[Excerpts from an interface dataset]
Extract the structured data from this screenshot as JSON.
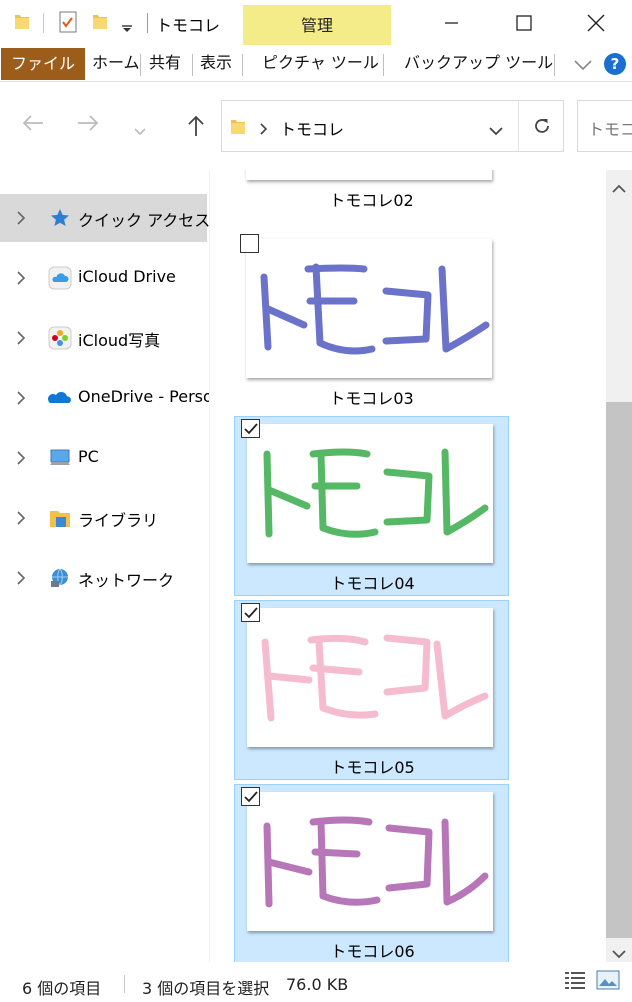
{
  "titlebar": {
    "title": "トモコレ",
    "manage_tab": "管理"
  },
  "ribbon": {
    "tabs": [
      "ファイル",
      "ホーム",
      "共有",
      "表示",
      "ピクチャ ツール",
      "バックアップ ツール"
    ],
    "help": "?"
  },
  "address": {
    "path": "トモコレ",
    "search_placeholder": "トモコレ"
  },
  "nav": {
    "items": [
      {
        "label": "クイック アクセス",
        "icon": "star-icon"
      },
      {
        "label": "iCloud Drive",
        "icon": "icloud-drive-icon"
      },
      {
        "label": "iCloud写真",
        "icon": "icloud-photos-icon"
      },
      {
        "label": "OneDrive - Perso",
        "icon": "onedrive-icon"
      },
      {
        "label": "PC",
        "icon": "pc-icon"
      },
      {
        "label": "ライブラリ",
        "icon": "library-icon"
      },
      {
        "label": "ネットワーク",
        "icon": "network-icon"
      }
    ]
  },
  "files": [
    {
      "name": "トモコレ02",
      "selected": false,
      "color": "#6a6ac8"
    },
    {
      "name": "トモコレ03",
      "selected": false,
      "color": "#6b72c9"
    },
    {
      "name": "トモコレ04",
      "selected": true,
      "color": "#55b865"
    },
    {
      "name": "トモコレ05",
      "selected": true,
      "color": "#f5bcd0"
    },
    {
      "name": "トモコレ06",
      "selected": true,
      "color": "#b676b8"
    }
  ],
  "status": {
    "item_count": "6 個の項目",
    "selection": "3 個の項目を選択",
    "size": "76.0 KB"
  },
  "colors": {
    "file_tab": "#9c5c1a",
    "manage_tab": "#f3ec88",
    "selection_bg": "#cce8ff",
    "selection_border": "#99d1ff"
  }
}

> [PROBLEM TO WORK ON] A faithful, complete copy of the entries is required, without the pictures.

> [THE ANSWER]
Extract the structured data from this screenshot as JSON.
{
  "titlebar": {
    "title": "トモコレ",
    "manage_tab": "管理"
  },
  "ribbon": {
    "tabs": [
      "ファイル",
      "ホーム",
      "共有",
      "表示",
      "ピクチャ ツール",
      "バックアップ ツール"
    ],
    "help": "?"
  },
  "address": {
    "path": "トモコレ",
    "search_placeholder": "トモコレ"
  },
  "nav": {
    "items": [
      {
        "label": "クイック アクセス",
        "icon": "star-icon"
      },
      {
        "label": "iCloud Drive",
        "icon": "icloud-drive-icon"
      },
      {
        "label": "iCloud写真",
        "icon": "icloud-photos-icon"
      },
      {
        "label": "OneDrive - Perso",
        "icon": "onedrive-icon"
      },
      {
        "label": "PC",
        "icon": "pc-icon"
      },
      {
        "label": "ライブラリ",
        "icon": "library-icon"
      },
      {
        "label": "ネットワーク",
        "icon": "network-icon"
      }
    ]
  },
  "files": [
    {
      "name": "トモコレ02",
      "selected": false,
      "color": "#6a6ac8"
    },
    {
      "name": "トモコレ03",
      "selected": false,
      "color": "#6b72c9"
    },
    {
      "name": "トモコレ04",
      "selected": true,
      "color": "#55b865"
    },
    {
      "name": "トモコレ05",
      "selected": true,
      "color": "#f5bcd0"
    },
    {
      "name": "トモコレ06",
      "selected": true,
      "color": "#b676b8"
    }
  ],
  "status": {
    "item_count": "6 個の項目",
    "selection": "3 個の項目を選択",
    "size": "76.0 KB"
  },
  "colors": {
    "file_tab": "#9c5c1a",
    "manage_tab": "#f3ec88",
    "selection_bg": "#cce8ff",
    "selection_border": "#99d1ff"
  }
}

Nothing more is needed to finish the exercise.